======== Data for analysis

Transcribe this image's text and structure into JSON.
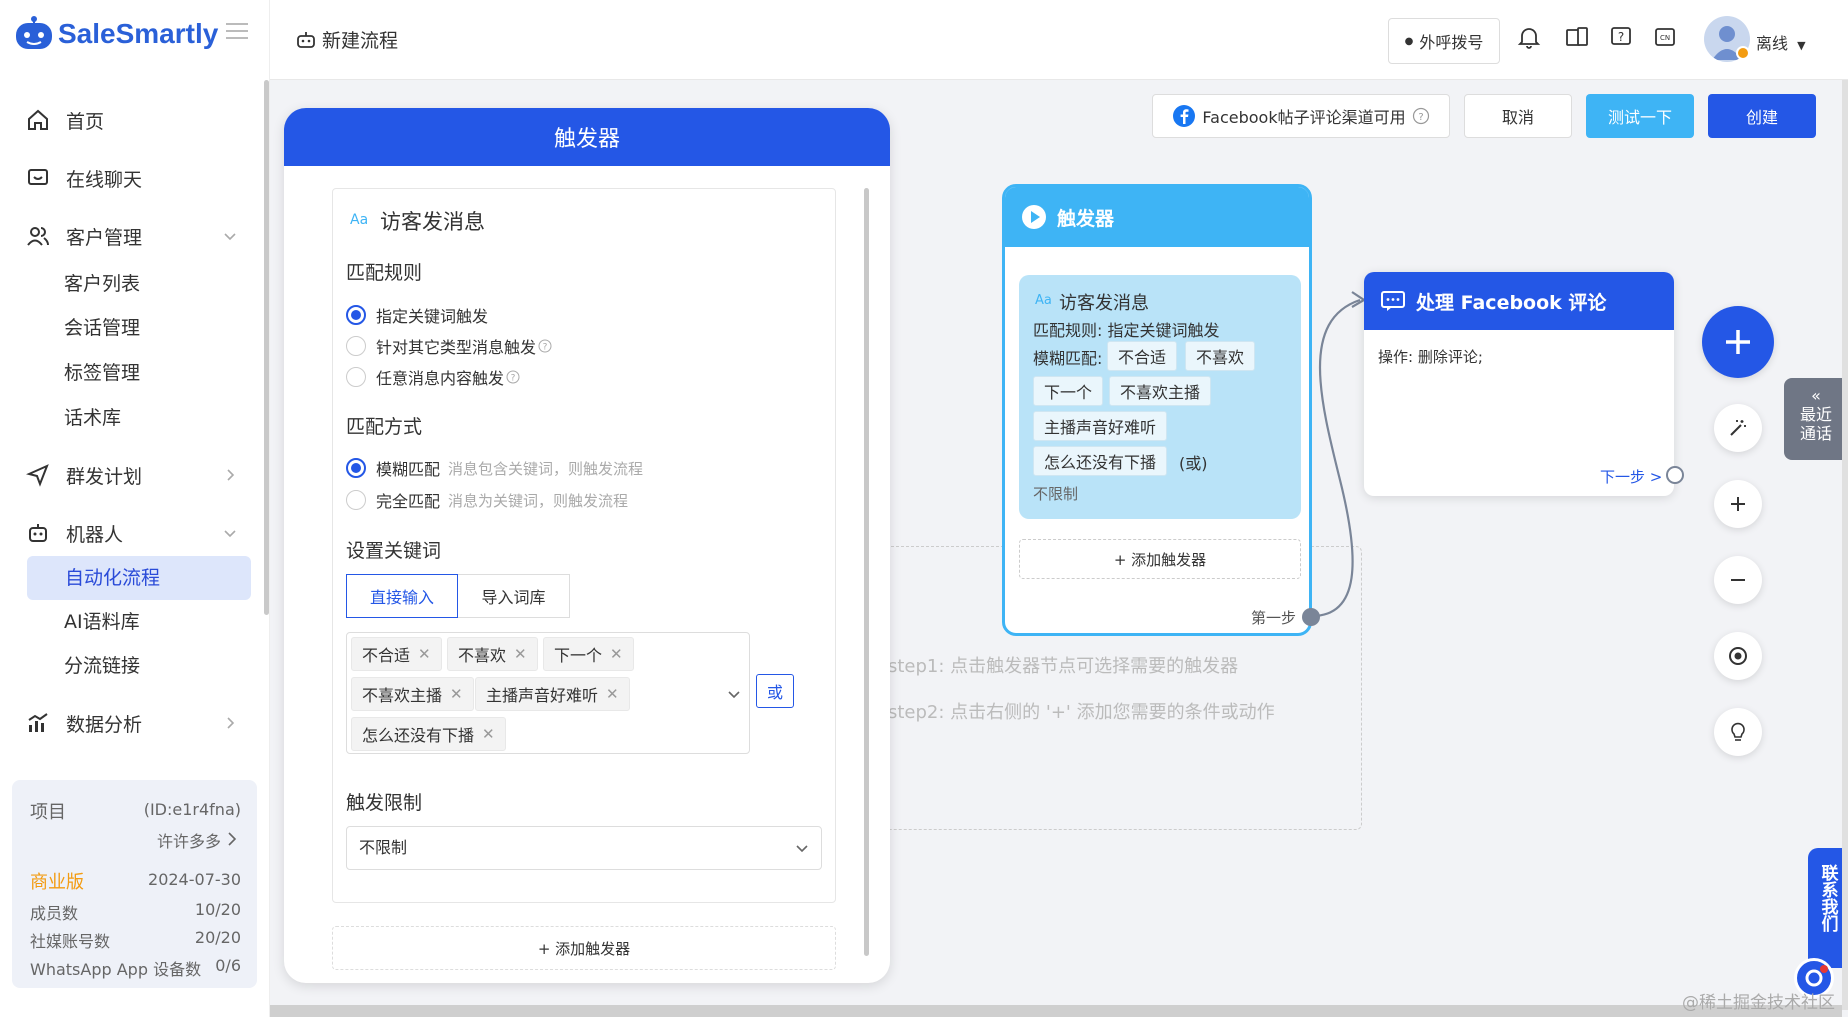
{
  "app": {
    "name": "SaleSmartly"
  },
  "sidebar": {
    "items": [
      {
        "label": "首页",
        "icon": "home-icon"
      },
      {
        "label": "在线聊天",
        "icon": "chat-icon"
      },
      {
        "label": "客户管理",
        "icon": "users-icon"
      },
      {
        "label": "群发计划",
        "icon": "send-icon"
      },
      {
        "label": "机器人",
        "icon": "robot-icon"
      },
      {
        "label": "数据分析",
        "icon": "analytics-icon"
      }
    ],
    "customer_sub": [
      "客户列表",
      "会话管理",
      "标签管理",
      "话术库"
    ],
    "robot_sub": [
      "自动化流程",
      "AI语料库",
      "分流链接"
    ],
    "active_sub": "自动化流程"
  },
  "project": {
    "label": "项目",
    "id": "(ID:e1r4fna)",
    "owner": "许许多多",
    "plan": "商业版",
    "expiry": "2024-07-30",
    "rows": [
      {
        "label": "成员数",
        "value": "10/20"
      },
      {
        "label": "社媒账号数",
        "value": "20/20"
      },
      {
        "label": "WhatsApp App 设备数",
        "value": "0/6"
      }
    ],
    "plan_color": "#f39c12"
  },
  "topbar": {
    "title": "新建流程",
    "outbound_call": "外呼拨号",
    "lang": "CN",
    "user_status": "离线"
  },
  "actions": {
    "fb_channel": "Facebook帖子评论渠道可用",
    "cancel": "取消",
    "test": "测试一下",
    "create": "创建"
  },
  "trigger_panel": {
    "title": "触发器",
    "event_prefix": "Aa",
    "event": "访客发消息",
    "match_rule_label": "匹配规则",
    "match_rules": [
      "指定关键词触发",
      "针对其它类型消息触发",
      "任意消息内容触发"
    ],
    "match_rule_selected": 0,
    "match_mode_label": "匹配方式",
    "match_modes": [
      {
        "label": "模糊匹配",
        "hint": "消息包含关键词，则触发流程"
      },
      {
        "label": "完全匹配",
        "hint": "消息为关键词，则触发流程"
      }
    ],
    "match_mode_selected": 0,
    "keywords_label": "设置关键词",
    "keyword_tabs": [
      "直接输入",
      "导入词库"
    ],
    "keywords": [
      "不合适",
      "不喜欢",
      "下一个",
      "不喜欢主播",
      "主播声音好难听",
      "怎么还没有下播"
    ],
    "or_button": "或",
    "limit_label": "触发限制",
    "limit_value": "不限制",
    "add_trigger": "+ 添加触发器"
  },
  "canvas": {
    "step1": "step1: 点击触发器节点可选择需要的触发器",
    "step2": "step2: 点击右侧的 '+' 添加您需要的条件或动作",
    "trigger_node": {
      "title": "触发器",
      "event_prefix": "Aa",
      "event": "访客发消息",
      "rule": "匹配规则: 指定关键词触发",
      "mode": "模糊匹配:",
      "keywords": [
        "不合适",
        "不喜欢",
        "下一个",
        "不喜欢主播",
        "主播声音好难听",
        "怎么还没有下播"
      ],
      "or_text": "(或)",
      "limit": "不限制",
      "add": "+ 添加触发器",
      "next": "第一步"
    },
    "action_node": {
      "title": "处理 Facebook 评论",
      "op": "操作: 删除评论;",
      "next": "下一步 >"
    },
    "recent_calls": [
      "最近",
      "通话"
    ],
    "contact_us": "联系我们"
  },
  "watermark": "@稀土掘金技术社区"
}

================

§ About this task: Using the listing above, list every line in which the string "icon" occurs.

§ Written solution:
        "icon": "home-icon"
        "icon": "chat-icon"
        "icon": "users-icon"
        "icon": "send-icon"
        "icon": "robot-icon"
        "icon": "analytics-icon"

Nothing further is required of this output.